▸ SUPPLIED ENTRIES:
- Opening Delimiter -

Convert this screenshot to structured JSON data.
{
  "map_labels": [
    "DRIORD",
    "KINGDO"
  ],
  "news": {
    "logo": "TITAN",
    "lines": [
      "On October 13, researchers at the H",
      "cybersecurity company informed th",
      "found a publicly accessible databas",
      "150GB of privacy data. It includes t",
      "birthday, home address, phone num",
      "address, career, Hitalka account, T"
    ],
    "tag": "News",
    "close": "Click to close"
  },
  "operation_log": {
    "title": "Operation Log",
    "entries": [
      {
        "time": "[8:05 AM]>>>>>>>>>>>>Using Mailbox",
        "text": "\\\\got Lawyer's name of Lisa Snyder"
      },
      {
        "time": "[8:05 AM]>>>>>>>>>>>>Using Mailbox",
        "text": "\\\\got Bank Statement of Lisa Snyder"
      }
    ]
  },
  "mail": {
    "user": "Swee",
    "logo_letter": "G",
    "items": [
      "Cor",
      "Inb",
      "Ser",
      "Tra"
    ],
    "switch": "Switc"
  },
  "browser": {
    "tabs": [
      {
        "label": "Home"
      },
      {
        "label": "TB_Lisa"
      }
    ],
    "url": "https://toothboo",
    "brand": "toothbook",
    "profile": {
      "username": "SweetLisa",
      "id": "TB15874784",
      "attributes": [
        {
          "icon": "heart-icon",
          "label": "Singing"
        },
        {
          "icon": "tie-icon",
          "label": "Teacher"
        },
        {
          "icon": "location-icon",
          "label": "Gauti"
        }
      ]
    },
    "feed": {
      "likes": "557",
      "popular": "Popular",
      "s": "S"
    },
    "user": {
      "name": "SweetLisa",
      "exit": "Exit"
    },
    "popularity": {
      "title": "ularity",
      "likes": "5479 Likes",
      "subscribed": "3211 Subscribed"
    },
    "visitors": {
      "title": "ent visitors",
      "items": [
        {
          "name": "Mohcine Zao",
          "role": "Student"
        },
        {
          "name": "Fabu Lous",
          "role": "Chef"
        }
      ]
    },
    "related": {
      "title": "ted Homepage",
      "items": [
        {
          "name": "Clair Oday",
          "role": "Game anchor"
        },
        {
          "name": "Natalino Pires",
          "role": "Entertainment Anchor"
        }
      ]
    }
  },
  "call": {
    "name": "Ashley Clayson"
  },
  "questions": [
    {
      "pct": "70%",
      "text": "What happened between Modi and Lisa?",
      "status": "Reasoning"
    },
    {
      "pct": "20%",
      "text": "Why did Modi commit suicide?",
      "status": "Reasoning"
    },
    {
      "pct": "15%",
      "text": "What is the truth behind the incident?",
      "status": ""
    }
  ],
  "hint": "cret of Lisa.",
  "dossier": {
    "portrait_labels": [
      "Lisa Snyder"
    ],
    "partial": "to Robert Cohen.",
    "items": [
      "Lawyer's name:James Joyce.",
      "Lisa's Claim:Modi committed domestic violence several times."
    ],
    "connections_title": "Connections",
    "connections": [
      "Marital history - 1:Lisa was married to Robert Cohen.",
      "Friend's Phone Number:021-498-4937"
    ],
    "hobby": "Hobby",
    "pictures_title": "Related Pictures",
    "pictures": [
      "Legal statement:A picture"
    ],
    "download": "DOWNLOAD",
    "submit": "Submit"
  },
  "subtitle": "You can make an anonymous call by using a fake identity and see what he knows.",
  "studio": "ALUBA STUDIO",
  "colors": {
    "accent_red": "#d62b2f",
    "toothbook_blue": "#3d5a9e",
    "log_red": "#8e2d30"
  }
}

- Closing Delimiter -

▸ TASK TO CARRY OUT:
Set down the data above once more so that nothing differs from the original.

▸ WRITTEN SOLUTION:
Convert this screenshot to structured JSON data.
{
  "map_labels": [
    "DRIORD",
    "KINGDO"
  ],
  "news": {
    "logo": "TITAN",
    "lines": [
      "On October 13, researchers at the H",
      "cybersecurity company informed th",
      "found a publicly accessible databas",
      "150GB of privacy data. It includes t",
      "birthday, home address, phone num",
      "address, career, Hitalka account, T"
    ],
    "tag": "News",
    "close": "Click to close"
  },
  "operation_log": {
    "title": "Operation Log",
    "entries": [
      {
        "time": "[8:05 AM]>>>>>>>>>>>>Using Mailbox",
        "text": "\\\\got Lawyer's name of Lisa Snyder"
      },
      {
        "time": "[8:05 AM]>>>>>>>>>>>>Using Mailbox",
        "text": "\\\\got Bank Statement of Lisa Snyder"
      }
    ]
  },
  "mail": {
    "user": "Swee",
    "logo_letter": "G",
    "items": [
      "Cor",
      "Inb",
      "Ser",
      "Tra"
    ],
    "switch": "Switc"
  },
  "browser": {
    "tabs": [
      {
        "label": "Home"
      },
      {
        "label": "TB_Lisa"
      }
    ],
    "url": "https://toothboo",
    "brand": "toothbook",
    "profile": {
      "username": "SweetLisa",
      "id": "TB15874784",
      "attributes": [
        {
          "icon": "heart-icon",
          "label": "Singing"
        },
        {
          "icon": "tie-icon",
          "label": "Teacher"
        },
        {
          "icon": "location-icon",
          "label": "Gauti"
        }
      ]
    },
    "feed": {
      "likes": "557",
      "popular": "Popular",
      "s": "S"
    },
    "user": {
      "name": "SweetLisa",
      "exit": "Exit"
    },
    "popularity": {
      "title": "ularity",
      "likes": "5479 Likes",
      "subscribed": "3211 Subscribed"
    },
    "visitors": {
      "title": "ent visitors",
      "items": [
        {
          "name": "Mohcine Zao",
          "role": "Student"
        },
        {
          "name": "Fabu Lous",
          "role": "Chef"
        }
      ]
    },
    "related": {
      "title": "ted Homepage",
      "items": [
        {
          "name": "Clair Oday",
          "role": "Game anchor"
        },
        {
          "name": "Natalino Pires",
          "role": "Entertainment Anchor"
        }
      ]
    }
  },
  "call": {
    "name": "Ashley Clayson"
  },
  "questions": [
    {
      "pct": "70%",
      "text": "What happened between Modi and Lisa?",
      "status": "Reasoning"
    },
    {
      "pct": "20%",
      "text": "Why did Modi commit suicide?",
      "status": "Reasoning"
    },
    {
      "pct": "15%",
      "text": "What is the truth behind the incident?",
      "status": ""
    }
  ],
  "hint": "cret of Lisa.",
  "dossier": {
    "portrait_labels": [
      "Lisa Snyder"
    ],
    "partial": "to Robert Cohen.",
    "items": [
      "Lawyer's name:James Joyce.",
      "Lisa's Claim:Modi committed domestic violence several times."
    ],
    "connections_title": "Connections",
    "connections": [
      "Marital history - 1:Lisa was married to Robert Cohen.",
      "Friend's Phone Number:021-498-4937"
    ],
    "hobby": "Hobby",
    "pictures_title": "Related Pictures",
    "pictures": [
      "Legal statement:A picture"
    ],
    "download": "DOWNLOAD",
    "submit": "Submit"
  },
  "subtitle": "You can make an anonymous call by using a fake identity and see what he knows.",
  "studio": "ALUBA STUDIO",
  "colors": {
    "accent_red": "#d62b2f",
    "toothbook_blue": "#3d5a9e",
    "log_red": "#8e2d30"
  }
}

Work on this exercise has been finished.